  1. Navigate to Applications > Pools and click Create Pool
  2. Enter a name and add your Cloud and VRF Context

Pool settings

  1. Set the default port to 1812
  2. Add your ISE backend servers (by IP or FQDN, depending on your existing ALB config)

Pool servers

  1. Set the Healthmonitor to the monitor you created in the previous step
  2. Click Save

The persistence datascript

Now, for some of the black magic! RADIUS (or at least the ISE implementation of it) requires that you handle your entire session on the same host. Source IP is also not great as often requests are relayed through something like a wireless controller. The Datascript below will parse the incoming request and set persistence based on the incoming RADIUS request. This is a fairly complicated script, and there’s no point in writing it yourself is someone else already did it. In this case the fine folks at AVI already did the heavy lifting for us. See this link for more details on how the datascript works.

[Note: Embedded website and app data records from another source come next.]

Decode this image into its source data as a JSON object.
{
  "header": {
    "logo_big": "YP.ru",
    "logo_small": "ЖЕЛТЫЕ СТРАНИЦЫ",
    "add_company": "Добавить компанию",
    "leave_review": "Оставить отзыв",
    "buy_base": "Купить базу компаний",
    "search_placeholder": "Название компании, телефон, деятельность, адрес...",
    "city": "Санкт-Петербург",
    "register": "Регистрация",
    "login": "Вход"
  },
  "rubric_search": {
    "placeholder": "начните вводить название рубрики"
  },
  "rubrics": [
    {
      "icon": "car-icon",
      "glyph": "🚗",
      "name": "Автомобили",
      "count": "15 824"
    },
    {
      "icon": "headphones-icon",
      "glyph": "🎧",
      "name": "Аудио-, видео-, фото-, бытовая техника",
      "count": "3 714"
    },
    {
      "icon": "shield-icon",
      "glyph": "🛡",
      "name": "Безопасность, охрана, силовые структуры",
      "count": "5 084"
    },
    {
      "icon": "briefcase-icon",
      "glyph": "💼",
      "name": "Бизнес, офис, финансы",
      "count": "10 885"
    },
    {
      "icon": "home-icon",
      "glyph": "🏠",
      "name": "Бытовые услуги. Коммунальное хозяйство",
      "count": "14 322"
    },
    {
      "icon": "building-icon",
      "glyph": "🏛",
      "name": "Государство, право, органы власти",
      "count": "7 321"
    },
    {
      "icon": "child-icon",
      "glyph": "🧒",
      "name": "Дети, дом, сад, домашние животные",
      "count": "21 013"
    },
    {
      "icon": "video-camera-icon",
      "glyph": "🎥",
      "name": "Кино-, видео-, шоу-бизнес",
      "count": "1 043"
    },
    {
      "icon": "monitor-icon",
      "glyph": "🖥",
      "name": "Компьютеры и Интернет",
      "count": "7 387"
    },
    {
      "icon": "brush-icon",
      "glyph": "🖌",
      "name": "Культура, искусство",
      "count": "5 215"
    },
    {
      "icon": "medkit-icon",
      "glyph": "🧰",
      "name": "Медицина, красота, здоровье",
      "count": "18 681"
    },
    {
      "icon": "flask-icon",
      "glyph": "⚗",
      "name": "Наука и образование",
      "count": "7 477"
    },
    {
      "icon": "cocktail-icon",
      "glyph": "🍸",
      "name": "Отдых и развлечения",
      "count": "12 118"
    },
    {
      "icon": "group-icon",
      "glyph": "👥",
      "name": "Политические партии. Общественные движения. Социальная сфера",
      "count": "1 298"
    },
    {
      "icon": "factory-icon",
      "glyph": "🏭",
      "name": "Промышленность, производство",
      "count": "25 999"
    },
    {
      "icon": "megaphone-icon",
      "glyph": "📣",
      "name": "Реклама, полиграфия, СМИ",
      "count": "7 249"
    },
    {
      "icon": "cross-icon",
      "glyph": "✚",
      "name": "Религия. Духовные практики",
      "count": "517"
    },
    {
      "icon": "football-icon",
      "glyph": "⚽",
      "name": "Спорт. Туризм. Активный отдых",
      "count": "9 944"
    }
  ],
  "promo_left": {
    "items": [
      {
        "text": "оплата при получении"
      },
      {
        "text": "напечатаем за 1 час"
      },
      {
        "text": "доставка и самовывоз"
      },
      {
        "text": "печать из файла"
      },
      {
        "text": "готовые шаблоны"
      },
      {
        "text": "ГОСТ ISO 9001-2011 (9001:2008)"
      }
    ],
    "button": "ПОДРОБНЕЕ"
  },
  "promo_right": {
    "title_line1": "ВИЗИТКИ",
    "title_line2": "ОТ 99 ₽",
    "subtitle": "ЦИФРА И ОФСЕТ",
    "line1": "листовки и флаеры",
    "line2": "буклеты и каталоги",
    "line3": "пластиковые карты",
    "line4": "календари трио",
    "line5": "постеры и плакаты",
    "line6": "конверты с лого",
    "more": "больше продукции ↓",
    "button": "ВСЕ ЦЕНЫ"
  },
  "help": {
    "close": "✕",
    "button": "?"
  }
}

Configuration wise, follow these steps:

  1. Navigate to Templates > Scripts > DataScripts and click Create
  2. Enter a name and select the pool your created earlier under Pools
  3. Select Default-Radius and Default-DHCP for Protocol Parser
  4. Scroll down to Events,click Add and select L4 Response
  5. Paste the code found here, making sure to replace l4-radius-pools with your own pool!
  6. Click Save


Even easier then than the pools! This will differ from deployment to deployment (you might use manual VS VIP assignments or IPAM). If you’re reading this, you probably know how to create a VS VIP object though. Just in case, I’ve added the basic steps for a manual VIP below

  1. Navigate to Applications > VS VIPs and click Create
  2. Enter a name and add your Cloud and VRF Context
  3. Click Add under VIPs
  4. Enter the IP you want to use
  5. Click Save

(Optional) Create a dedicated application profile

This is not required, but highly recommended. You could update the settings of the default profile (System-L3-Application), but generally recommend against doing so.

  1. Navigate to Templates > Profiles > Application and click Create
  2. Enter a name and set the type to L4
  3. Make sure the Preserve Client IP Address checkbox is select

Application Profile

  1. Click Save

Virtual service

With all that out of the way, we can finally get to the virtual service.

  1. Navigate to Applications > Virtual Services and click Create Virtual Service > Advanced Setup
  1. Select your Cloud and click Next
  2. Select your VRF Context and click Next
  3. Enter a name for your VS
  4. Under VIP Address, select the VS VIP you create before
  5. Under Profiles, set TCP/UDP Profile to System-UDP-Fast-Path and the Application Profile to the profile you just created

VS Creation

  1. Under Pool, select the pool you created before
  2. Under Service Port, click Switch to Advanced

VS Profiles

  1. Add 1812 as a service and click Add port
  2. Add 1813 as a service and click Add port again
  3. Finally, add 67 as a service, check Override TCP/UDP and select System-UDP-Per-Pkt

VS Ports

  1. (we’re almost done, I promise) Click Next and you’ll go to the Policies page. then click DataScripts
  2. Click Add DataScript, select the datascript you created before and click Save DataScript
  3. Click Next to proceed to the Advanced Page
  4. Under Other Settings select the correct Service Engine Group
  5. Finally, click Save

Further Reading

I’ll mention it again :) This post was written based on my own experience with setting this up. Most of the raw information available in the ALB docs. You can find the detailed articles here: